[[ INFORMATION PROVIDED open ]]
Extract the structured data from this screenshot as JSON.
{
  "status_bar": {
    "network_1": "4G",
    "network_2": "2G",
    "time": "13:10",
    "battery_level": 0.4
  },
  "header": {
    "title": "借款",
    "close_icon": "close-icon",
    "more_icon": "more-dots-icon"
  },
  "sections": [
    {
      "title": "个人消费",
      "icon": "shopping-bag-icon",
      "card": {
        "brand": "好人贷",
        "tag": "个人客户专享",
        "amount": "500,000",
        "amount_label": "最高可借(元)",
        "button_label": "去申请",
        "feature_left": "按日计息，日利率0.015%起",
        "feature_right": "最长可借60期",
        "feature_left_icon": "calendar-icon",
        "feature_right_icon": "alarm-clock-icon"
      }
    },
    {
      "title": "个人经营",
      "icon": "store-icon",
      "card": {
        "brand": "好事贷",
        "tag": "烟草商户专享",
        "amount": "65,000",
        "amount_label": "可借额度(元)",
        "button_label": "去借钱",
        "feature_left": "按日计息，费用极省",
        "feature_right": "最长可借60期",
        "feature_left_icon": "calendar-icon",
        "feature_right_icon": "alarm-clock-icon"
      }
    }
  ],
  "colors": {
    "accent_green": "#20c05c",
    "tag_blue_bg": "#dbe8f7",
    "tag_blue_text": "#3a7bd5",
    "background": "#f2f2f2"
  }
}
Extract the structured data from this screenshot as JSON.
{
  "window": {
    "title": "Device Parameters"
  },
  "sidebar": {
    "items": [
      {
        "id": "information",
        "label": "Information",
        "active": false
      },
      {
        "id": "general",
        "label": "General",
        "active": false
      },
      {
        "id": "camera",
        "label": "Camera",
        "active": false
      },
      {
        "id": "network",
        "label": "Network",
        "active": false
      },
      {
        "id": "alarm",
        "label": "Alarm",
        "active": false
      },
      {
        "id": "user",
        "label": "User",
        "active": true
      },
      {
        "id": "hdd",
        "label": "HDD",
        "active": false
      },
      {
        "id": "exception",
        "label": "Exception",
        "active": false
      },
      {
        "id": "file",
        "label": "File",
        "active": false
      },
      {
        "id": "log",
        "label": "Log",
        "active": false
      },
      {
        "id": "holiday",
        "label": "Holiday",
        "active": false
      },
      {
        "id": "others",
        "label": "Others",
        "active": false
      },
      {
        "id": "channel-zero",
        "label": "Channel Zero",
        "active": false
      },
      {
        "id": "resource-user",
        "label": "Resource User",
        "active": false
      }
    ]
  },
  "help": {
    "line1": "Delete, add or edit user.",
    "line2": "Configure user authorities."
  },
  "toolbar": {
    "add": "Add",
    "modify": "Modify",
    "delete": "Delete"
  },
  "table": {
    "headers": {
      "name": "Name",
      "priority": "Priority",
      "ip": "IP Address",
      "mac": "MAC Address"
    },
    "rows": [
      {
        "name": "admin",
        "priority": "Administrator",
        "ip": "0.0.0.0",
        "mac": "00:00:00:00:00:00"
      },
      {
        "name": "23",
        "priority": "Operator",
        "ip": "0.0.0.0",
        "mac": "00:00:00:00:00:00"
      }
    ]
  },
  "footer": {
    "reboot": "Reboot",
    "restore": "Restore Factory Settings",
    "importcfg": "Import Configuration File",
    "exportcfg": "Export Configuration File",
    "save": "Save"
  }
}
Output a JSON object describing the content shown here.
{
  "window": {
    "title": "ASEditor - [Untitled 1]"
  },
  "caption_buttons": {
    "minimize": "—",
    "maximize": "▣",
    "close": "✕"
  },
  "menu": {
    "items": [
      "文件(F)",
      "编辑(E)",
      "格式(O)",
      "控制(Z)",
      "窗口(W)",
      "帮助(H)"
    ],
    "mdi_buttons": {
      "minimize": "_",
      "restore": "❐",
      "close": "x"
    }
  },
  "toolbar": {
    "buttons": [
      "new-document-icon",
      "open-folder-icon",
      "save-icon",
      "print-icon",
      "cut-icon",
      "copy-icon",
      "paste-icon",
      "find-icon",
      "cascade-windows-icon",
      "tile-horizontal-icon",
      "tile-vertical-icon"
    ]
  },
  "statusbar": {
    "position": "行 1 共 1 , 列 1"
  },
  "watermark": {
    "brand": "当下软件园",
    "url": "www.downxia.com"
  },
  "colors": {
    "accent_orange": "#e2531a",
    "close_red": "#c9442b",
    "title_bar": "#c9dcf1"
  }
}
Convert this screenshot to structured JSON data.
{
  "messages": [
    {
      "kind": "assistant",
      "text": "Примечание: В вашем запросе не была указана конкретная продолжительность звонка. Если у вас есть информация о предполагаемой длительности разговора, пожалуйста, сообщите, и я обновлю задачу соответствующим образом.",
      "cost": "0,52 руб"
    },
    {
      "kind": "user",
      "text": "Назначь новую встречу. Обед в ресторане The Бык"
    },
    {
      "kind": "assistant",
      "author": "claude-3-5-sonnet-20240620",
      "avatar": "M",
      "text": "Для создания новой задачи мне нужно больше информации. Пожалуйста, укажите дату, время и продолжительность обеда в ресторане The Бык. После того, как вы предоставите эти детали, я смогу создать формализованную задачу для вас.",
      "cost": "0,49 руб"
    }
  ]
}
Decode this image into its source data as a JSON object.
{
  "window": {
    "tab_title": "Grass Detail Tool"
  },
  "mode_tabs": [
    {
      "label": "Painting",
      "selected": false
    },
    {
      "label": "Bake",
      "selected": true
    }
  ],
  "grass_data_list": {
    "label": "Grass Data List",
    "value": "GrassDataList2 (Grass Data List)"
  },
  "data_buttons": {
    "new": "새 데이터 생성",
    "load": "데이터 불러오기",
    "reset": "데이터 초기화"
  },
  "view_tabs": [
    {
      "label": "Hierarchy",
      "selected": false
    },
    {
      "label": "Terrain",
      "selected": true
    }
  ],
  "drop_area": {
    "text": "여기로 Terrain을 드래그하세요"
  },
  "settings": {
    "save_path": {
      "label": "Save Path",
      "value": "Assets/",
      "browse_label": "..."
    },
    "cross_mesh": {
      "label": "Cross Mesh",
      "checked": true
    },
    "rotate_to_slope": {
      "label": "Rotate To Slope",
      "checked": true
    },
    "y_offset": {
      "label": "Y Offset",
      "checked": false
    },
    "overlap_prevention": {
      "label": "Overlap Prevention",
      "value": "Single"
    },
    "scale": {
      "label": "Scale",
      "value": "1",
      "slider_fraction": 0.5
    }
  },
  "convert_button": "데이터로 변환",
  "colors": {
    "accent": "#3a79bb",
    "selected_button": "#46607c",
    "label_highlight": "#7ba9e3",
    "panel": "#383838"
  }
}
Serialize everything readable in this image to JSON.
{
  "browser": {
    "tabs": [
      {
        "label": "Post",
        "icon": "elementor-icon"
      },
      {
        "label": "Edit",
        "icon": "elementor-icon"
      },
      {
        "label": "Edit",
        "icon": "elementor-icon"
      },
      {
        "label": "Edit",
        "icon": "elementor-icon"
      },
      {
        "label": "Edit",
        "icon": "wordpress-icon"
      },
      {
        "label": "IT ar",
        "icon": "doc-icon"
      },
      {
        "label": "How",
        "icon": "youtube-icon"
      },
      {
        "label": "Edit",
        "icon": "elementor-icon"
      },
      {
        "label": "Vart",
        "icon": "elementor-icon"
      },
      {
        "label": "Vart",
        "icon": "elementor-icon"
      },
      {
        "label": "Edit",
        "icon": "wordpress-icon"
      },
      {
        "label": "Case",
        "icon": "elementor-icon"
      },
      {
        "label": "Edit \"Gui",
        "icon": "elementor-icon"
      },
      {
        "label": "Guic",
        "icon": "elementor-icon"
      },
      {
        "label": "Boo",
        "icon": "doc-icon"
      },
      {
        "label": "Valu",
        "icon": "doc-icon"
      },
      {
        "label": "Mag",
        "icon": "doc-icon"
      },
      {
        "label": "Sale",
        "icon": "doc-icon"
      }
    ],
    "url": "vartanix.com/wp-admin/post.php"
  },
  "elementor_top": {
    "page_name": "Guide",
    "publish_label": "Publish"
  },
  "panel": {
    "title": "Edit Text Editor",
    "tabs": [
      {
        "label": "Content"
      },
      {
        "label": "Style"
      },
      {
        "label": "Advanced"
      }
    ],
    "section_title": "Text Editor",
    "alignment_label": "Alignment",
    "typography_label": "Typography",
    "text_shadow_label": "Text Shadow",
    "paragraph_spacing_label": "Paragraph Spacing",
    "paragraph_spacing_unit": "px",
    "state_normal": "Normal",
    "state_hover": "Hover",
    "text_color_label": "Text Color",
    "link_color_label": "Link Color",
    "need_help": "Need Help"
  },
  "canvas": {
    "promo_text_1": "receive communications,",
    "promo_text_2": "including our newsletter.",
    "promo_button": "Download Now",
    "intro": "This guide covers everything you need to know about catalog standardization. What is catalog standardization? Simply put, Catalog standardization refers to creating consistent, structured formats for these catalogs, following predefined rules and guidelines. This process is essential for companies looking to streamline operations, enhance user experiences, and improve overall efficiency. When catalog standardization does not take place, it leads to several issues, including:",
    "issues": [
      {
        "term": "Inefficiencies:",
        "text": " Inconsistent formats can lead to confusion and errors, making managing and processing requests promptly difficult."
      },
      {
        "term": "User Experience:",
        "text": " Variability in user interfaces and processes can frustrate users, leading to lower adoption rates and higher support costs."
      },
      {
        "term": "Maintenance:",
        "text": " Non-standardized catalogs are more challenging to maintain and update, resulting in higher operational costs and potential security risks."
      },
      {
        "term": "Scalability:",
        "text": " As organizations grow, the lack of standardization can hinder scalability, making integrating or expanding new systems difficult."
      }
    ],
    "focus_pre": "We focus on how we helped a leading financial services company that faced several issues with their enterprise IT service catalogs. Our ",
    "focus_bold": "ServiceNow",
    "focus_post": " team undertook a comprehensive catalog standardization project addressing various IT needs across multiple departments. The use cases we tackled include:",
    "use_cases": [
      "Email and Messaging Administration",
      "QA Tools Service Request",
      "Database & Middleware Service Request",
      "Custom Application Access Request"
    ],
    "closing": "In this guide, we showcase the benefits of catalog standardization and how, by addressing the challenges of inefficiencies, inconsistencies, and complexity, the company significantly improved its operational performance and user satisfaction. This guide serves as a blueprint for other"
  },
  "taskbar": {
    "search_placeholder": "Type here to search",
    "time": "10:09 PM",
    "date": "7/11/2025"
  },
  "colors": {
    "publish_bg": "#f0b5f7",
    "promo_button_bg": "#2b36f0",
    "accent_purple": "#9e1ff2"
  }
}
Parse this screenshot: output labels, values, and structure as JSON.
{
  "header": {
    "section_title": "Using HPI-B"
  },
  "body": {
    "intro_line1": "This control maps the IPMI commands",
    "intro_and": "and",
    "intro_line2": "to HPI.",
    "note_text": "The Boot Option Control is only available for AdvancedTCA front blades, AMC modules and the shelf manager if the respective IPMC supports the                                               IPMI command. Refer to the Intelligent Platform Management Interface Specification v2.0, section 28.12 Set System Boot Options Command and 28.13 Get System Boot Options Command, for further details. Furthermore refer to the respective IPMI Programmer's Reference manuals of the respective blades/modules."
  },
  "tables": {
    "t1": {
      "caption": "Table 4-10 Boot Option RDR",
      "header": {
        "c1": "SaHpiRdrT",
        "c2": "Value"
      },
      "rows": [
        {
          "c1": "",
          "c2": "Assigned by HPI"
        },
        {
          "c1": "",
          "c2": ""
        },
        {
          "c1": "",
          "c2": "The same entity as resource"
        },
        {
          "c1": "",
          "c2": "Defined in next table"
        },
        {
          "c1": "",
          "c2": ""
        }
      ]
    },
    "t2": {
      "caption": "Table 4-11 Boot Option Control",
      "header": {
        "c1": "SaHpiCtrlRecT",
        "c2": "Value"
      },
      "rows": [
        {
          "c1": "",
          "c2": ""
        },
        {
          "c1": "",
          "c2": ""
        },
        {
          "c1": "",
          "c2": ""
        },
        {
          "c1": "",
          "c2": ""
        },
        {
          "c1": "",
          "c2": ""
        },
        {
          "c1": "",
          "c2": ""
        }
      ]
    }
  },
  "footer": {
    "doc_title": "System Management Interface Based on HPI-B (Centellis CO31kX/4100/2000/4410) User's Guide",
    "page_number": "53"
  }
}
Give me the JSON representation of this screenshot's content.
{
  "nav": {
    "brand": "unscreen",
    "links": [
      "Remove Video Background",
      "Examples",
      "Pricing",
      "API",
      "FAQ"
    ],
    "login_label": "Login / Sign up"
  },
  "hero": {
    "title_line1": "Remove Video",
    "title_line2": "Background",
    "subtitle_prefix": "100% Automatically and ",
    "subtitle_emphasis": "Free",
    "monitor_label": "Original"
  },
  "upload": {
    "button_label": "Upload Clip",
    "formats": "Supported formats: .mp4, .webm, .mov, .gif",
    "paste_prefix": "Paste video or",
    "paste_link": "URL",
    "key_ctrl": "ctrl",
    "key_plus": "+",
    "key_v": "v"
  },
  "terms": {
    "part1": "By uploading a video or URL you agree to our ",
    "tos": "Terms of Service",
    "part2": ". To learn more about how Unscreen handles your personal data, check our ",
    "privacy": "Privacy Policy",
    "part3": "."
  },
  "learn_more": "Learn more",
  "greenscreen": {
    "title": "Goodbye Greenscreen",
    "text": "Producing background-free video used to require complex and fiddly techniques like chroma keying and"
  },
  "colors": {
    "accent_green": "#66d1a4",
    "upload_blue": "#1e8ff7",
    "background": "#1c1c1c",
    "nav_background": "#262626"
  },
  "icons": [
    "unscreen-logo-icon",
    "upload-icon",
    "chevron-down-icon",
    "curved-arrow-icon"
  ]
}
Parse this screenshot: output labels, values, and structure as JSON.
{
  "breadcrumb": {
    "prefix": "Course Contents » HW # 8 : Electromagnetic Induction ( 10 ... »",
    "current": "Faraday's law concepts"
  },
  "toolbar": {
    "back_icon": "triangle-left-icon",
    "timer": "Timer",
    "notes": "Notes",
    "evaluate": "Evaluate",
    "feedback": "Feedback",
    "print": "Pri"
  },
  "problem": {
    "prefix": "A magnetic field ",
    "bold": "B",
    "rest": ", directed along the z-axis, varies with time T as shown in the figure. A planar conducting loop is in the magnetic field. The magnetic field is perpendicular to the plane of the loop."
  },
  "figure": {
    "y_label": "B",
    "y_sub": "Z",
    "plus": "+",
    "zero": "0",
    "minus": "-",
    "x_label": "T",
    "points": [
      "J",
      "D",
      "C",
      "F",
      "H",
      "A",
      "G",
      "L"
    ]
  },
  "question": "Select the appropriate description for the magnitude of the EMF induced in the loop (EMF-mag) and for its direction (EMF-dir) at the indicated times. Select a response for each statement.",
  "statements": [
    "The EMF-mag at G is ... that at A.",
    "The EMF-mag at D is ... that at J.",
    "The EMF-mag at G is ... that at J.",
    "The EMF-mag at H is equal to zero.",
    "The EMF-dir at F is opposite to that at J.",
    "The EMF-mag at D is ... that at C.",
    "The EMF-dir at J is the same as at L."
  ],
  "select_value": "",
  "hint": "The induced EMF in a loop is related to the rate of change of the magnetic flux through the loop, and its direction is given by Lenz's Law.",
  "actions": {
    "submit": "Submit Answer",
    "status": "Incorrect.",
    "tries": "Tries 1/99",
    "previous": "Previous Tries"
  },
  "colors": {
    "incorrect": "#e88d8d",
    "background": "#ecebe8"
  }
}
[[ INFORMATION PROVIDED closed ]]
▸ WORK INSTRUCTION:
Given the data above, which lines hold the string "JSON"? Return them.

▸ REPLY TO THE EXERCISE:
Extract the structured data from this screenshot as JSON.
Extract the structured data from this screenshot as JSON.
Output a JSON object describing the content shown here.
Convert this screenshot to structured JSON data.
Decode this image into its source data as a JSON object.
Serialize everything readable in this image to JSON.
Parse this screenshot: output labels, values, and structure as JSON.
Give me the JSON representation of this screenshot's content.
Parse this screenshot: output labels, values, and structure as JSON.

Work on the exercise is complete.